Netflix Says It’s Not Afraid of Apple TV+ or Disney+, This is Why
Streaming company says the market is big enough for all three tech & media giants
In their letter to shareholders today, Netflix said that they are “excited to compete” with Apple and Disney. “We don’t anticipate that these new entrants will materially affect our growth because the transition from linear to on demand entertainment is so massive and because of the differing nature of our content offerings.”
Last week, Disney announced that their Disney+ streaming service would launch on November 12th at just $6.99 a month — compared to Netflix’s $13 monthly subscription. Starting with the 2019 theatrical slate, all Disney/Pixar/Marvel/Star Wars films will become exclusive to Disney+, many of those new releases and their library of films would have gone to Netflix as part of a distribution deal that started in 2016.
In late-March, Apple announced their Apple TV+ streaming service which will come in the Fall. While there was no pricing announced, it is expected that it may be free for those with Apple devices. The service will mix original programming and the ability to subscribe to other services through Apple like HBO and Showtime — similar to Amazon Channels. The company has already announced shows from Steven Spielberg (“Amazing Stories”), Oprah (“Oprah Book Club”), Reese Witherspoon, Jennifer Aniston, & Steve Carrell (“The Morning Show”), J.J. Abrams (“Little Voices”), Jason Momoa (“See”), and Kumail Nanjiani (“Little America”).
Netflix’s view is that the two companies will help the overalls streaming business increase the pie, rather than steal from their share. “We believe we’ll all continue to grow as we each invest more in content and improve our service and as consumers continue to migrate away from linear viewing.”

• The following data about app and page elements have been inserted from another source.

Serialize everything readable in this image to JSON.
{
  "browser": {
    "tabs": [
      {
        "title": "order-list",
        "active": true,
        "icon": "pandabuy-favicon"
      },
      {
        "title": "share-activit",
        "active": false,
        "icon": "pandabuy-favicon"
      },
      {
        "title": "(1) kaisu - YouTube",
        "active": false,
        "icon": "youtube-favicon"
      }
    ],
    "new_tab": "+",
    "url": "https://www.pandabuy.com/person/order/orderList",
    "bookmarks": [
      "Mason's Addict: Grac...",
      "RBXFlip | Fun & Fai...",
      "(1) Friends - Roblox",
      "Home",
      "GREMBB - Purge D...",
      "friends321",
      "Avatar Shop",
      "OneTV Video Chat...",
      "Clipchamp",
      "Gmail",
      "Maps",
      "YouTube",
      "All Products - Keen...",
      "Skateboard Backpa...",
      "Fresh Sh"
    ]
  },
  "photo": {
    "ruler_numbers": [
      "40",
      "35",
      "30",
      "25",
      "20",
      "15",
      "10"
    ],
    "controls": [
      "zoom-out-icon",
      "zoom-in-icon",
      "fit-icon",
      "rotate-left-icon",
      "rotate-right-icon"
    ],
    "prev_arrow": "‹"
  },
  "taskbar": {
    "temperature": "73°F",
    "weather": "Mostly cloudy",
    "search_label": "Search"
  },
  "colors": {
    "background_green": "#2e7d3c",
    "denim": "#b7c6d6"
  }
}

While Netflix is the largest streamer their streaming hours in the US, “only represents roughly 10% of total TV usage.” Around the world, it’s estimated that they’re just 2% of global mobile internet traffic. With the company reaching 60 million U.S. subscribers this quarter, it is already in most U.S. households.